Eureka professor brings medieval mystics to light
You won’t find copies of Beatrice of Nazareth’s biography at the local bookstore, or on one of those mega book warehouse websites.
Most people have never heard of the 13th century mystic who experienced visions of God and wrote about those visions in a time when writing the wrong thing could have gotten her burned at the stake.
Dr. Jessica Barr, an assistant professor of English at Eureka College, knows all about Beatrice of Nazareth, though.
Last summer, after receiving a grant through the President’s Fund for the Advancement of Learning, Service and Leadership, Barr traveled to
Brussels to read Beatrice’s works at the Royal Library of Belgium.
This may sound like a rather dull, or overly academic way to spend the summer, but Barr calls it “fascinating.”

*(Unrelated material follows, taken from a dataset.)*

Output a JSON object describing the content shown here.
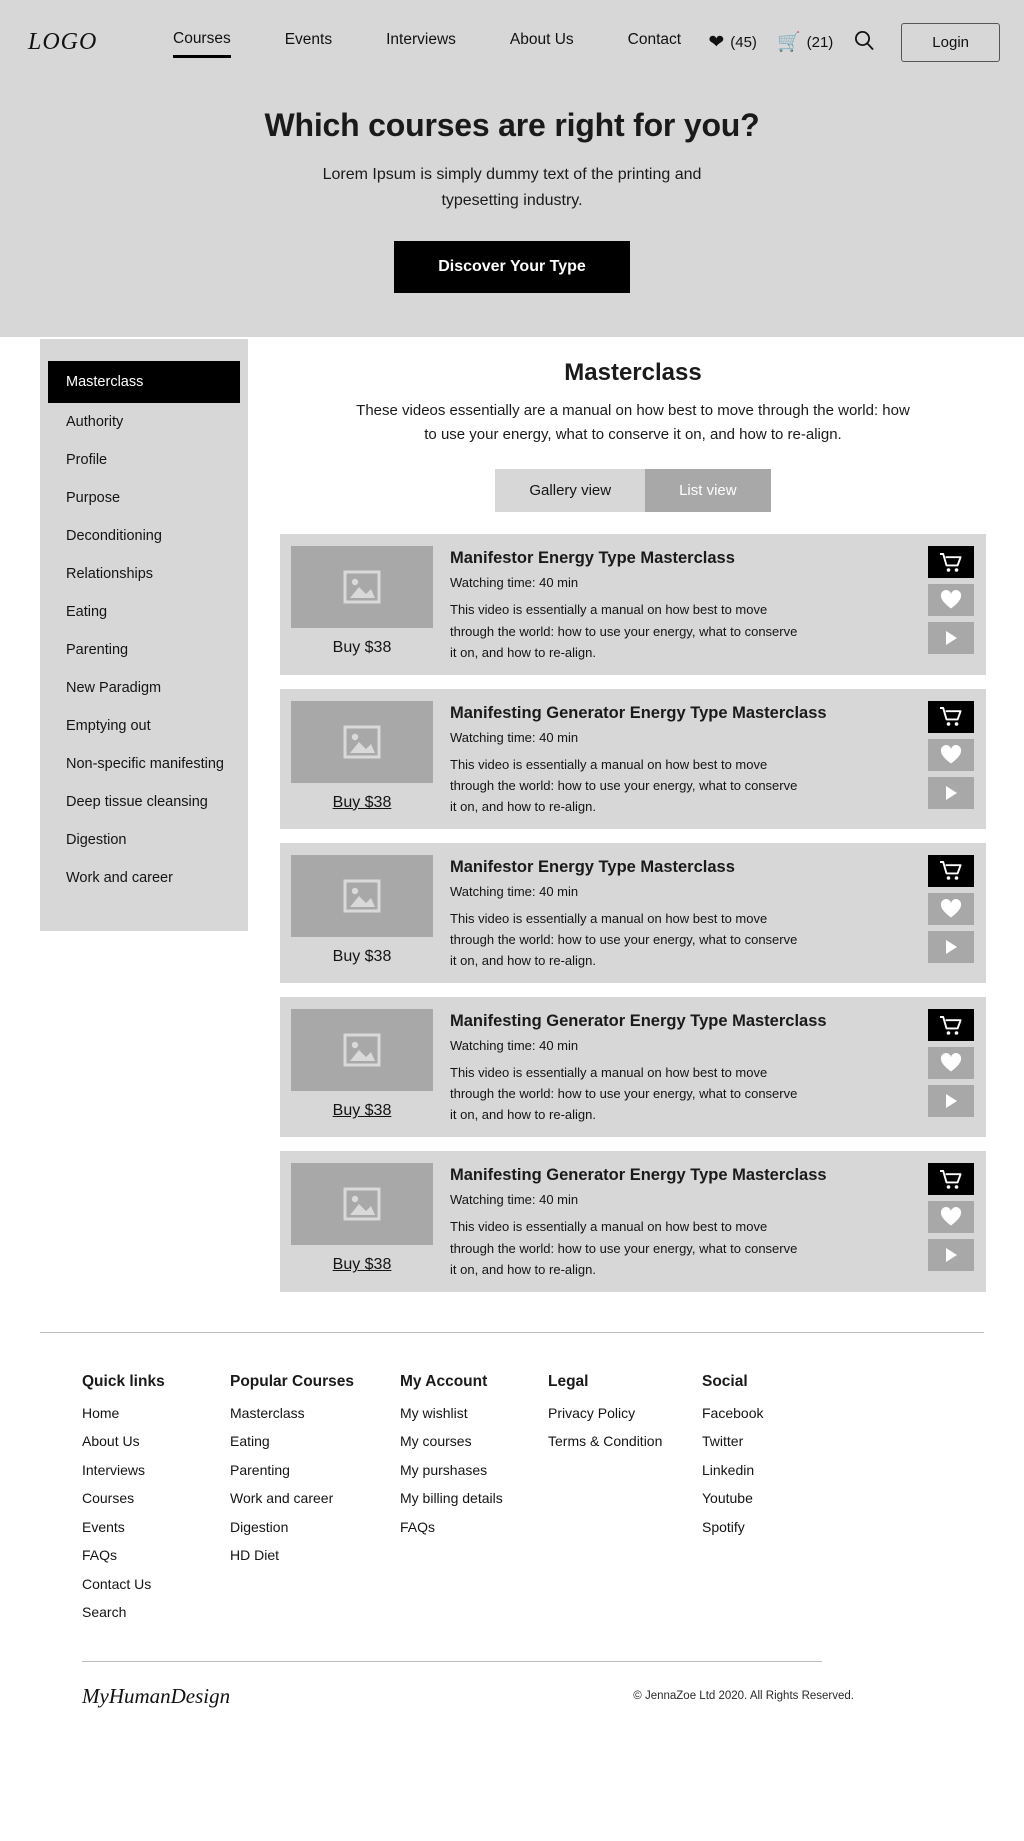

Barr’s specialty is medieval literature, more specifically, the literature of Medieval mystic women. So, getting the chance to examine Beatrice’s works in person was like finding the Holy Grail.

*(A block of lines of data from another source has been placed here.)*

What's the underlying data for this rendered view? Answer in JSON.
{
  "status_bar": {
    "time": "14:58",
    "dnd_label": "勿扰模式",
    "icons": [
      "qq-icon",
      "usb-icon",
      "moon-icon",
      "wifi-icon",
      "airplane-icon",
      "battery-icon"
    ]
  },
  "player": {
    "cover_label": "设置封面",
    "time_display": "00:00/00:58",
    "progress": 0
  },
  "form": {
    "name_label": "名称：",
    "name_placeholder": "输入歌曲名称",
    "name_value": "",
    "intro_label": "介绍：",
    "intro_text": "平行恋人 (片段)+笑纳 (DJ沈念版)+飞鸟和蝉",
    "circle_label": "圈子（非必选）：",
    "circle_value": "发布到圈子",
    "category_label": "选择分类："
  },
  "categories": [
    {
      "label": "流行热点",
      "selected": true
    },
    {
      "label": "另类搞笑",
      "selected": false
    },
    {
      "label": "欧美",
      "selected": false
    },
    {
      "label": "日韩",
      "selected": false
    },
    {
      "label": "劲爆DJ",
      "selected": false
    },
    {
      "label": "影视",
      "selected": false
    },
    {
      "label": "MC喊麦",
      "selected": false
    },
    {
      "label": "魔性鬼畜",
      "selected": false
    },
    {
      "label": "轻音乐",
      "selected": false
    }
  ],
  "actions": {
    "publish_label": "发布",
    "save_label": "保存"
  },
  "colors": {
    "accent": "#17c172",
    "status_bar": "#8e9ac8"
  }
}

“I was over there looking through one of the texts, and I came to a page that had a really interesting image. It was a bright red drawing of an oval with a cross at the base of it,” she said. “The drawing was actually a depiction of Christ’s wound. That’s the kind of thing you just have to see for yourself. It was really interesting.”
Barr said she was always enchanted by dragons and castles and anything related to the Middle Ages, but she did not pursue medieval literature seriously until she was in graduate school.
“I took a medieval literature class, and started to read some of the mystics, and thought, ‘Here is something I could say something about.’ I got captured by them, and wanted to learn more about them.”
Barr, who has published several articles, just finished a book entitled, “Willing to Know God: Dreamers and Visionaries in the Later Middle Ages.”
Later this year, she will speak at an international conference in Helsinki. The academic accolades and published articles are great, but Barr said her richest reward comes when she is able to create the same enchantment for mystics in her students.
“I’ll admit. Some of the texts are quite dry, and I don’t blame the students for rolling their eyes or falling asleep. Some of the mystics tend to whine a lot, and that can get annoying” she said, smiling.
“But, many of the texts are fascinating ... Some are ‘out there,’ but that makes them interesting.”
Julian of Norwich, a 13th century English mystic, for example, writes that there is no sin and that everything will eventually be redeemed.
She retells the story of Adam and Eve allegorically, with one twist: There is no Eve. Adam is the one who fell from grace.
Barr, who teaches a variety of English classes, also binds her own books as a hobby.
“My mom taught me when I was young,” she said. “I make them (hand-made books) as gifts or for journals. It relates to the Medieval interest, in a way, because, back then each book was like a special work of art. They were all different.”
For more information on Barr and her published works, visit eureka.edu.